In an interview with the News-Press, U.S. Rep. Gerry Connolly said that Tuesday’s outcome bodes well for the chances of Democrats in 2013, for President Obama’s re-election bid and former Governor Tim Kaine’s U.S. Senate bid.
“Look, the Republicans threw over $5 million into gaining control of the Virginia State Senate,” Connolly said. “And what did they get? They’re clinging to an 86 vote lead to settle for a tie in that body.”
But moreover, the results in areas key for Democrats statewide, including Northern Virginia, Tidewater and Richmond, Democrats fared better than expected and a lot of fresh enthusiasm was tapped in the grass roots, Connolly said.
A number of predicted GOP gains in Fairfax County did not materialize, as Democratic incumbent State Senators George Barker, Dave Marsden and Toddy Puller held on for re-election, all Democratic incumbents on the Fairfax County Board of Supervisors were re-elected with 60-plus percent of the vote, with one Democrat, Janet Oleszek, almost pulling an upset in the Braddock District, and Democrats picked up two new seats on the Fairfax County School Board.
In the Falls Church area’s closest race by far, Fairfax County School Board chair Janie Strauss held on to win re-election by a narrow margin, 13,122 to 12,128, despite a fierce campaign by civic activist Louise Epstein.
Sen. Dick Saslaw, and Democratic nominees Barbara Favola and Adam Ebbin won their 35th, 31st and 30th State Senate races handily, Incumbents won State Delegate races in the area as well, including Democratic delegates Jim Scott, Kaye Kory and Janet Howell and Republican Barbara Comstock. Unchallenged Democrat Theo Stamos won the Arlington Commonwealth Attorney job, and in the City of Falls Church, a referendum to move local elections from May to November won by a two-to-one margin.
With his victory, Ebbin becomes the first openly gay person elected to the Virginia State Senate.
Incumbent Democratic Fairfax County Supervisors Penny Gross, Linda Smyth and John Foust all won handily, as did Supervisors Chair Sharon Bulova.
After 10 p.m. Tuesday, it became evident that the 17th District race was decisive for overall control of the State Senate, and with only two precincts left to report, the State Board of Elections website showed Houck with a 160-vote lead.
Democratic activists were breaking out the champagne as the prospect of holding onto the Senate, and State Del. David Englin declared Houck the winner in a tweet.
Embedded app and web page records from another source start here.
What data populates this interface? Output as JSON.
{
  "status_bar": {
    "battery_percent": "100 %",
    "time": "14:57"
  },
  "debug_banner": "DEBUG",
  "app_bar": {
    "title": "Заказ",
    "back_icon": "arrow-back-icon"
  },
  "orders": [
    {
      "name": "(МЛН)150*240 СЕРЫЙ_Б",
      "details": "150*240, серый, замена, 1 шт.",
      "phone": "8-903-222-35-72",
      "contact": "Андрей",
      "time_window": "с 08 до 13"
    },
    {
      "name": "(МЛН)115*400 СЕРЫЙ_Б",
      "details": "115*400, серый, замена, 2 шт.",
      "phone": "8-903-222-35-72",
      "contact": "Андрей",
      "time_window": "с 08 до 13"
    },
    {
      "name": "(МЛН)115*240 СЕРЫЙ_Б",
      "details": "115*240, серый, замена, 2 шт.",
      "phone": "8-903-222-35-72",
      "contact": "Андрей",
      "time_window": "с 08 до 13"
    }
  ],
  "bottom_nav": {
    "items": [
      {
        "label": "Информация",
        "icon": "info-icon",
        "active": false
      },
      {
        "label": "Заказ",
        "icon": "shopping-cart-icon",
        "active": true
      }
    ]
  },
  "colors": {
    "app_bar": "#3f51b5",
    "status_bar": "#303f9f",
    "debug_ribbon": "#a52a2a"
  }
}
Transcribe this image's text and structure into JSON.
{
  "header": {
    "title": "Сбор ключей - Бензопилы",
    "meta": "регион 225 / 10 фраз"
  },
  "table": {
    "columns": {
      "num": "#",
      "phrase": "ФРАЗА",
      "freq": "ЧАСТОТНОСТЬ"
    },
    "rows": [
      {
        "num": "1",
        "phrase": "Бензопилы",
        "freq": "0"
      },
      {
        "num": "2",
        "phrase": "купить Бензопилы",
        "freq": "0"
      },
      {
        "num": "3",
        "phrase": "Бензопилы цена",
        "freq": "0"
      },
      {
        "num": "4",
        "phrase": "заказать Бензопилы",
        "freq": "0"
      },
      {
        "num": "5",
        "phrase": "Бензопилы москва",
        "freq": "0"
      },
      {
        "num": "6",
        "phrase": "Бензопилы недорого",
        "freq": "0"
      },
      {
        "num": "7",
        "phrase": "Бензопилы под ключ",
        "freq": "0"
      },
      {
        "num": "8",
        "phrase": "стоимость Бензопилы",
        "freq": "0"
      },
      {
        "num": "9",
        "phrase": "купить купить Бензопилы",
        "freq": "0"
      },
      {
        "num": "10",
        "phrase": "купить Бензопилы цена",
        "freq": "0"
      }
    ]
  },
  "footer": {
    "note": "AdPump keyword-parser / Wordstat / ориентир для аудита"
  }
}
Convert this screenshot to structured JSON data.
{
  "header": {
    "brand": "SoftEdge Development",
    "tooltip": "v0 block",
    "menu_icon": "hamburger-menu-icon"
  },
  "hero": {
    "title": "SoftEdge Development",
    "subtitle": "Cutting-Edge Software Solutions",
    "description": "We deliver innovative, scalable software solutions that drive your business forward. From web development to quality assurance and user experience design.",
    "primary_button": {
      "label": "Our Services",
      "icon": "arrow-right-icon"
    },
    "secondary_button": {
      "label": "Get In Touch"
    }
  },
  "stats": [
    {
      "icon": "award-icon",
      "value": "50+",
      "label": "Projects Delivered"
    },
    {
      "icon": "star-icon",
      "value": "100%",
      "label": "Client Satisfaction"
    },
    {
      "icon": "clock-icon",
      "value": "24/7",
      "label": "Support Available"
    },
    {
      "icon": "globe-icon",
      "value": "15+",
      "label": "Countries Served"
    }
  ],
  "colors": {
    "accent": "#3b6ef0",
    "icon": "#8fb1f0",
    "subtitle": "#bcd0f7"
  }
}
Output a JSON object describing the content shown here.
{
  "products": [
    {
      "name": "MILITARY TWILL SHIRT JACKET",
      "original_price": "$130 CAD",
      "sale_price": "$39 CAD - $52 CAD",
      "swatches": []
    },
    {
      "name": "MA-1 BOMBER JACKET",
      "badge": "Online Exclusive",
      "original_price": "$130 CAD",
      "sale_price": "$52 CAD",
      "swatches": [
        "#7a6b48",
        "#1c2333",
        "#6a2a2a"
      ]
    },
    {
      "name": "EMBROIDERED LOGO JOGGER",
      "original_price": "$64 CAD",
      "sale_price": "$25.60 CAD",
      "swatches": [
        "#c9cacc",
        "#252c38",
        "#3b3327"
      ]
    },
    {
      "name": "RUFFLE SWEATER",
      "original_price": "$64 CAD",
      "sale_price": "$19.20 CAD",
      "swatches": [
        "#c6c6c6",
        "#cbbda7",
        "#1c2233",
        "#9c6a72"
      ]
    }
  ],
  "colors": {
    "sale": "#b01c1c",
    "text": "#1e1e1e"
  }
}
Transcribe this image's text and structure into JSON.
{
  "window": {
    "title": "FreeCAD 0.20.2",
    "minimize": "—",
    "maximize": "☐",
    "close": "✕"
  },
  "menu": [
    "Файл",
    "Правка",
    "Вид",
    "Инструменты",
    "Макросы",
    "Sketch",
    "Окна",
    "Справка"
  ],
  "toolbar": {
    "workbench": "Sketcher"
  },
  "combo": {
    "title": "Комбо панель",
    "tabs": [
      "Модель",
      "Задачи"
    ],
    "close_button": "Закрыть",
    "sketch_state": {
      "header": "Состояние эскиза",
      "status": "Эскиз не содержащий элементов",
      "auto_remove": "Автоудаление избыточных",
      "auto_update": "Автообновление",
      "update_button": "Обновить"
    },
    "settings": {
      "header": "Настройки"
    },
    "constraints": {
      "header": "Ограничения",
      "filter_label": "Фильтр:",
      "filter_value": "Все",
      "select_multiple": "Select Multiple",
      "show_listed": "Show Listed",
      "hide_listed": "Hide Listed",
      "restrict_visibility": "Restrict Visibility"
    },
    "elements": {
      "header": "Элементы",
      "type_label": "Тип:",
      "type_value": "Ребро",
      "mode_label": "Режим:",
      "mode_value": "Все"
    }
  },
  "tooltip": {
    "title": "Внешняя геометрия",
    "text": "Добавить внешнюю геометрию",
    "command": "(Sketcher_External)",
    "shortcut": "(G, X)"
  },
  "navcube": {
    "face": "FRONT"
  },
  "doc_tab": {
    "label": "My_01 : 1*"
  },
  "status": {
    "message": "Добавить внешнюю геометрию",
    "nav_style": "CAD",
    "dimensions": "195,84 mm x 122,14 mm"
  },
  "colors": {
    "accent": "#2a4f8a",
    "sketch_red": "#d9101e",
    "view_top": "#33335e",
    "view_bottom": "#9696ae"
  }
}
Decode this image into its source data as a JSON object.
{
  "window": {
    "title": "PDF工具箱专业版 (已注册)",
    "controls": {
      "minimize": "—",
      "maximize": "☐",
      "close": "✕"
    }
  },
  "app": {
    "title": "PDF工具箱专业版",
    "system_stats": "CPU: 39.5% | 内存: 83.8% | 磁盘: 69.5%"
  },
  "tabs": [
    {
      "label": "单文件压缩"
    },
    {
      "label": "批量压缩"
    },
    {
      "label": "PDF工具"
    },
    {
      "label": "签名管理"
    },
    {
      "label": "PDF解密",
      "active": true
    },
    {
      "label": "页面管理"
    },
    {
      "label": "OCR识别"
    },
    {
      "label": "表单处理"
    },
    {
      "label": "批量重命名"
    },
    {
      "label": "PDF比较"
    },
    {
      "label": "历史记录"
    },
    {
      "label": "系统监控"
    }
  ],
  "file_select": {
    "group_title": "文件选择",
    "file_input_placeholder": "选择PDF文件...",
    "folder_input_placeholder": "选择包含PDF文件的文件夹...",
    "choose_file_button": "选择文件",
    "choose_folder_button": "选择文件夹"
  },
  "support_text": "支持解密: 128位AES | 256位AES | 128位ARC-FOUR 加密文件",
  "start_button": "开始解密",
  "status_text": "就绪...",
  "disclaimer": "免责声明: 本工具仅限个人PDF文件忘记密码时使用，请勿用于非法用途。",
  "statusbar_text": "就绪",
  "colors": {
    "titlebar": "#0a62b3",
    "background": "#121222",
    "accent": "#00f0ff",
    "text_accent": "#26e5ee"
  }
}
But, suddenly, the results posted on the state’s website flipped, and the Republicans’ Reeves enjoyed a 150-vote lead, winding up 86 votes ahead when 100 percent of the precincts were reported.
Connolly told the News-Press yesterday, “There were numerous transposition of numbers in the reporting of that count. I have no confidence in the preliminary numbers. It is a critical race and we will take great care to make sure the people’s choices will be reflected and honored.”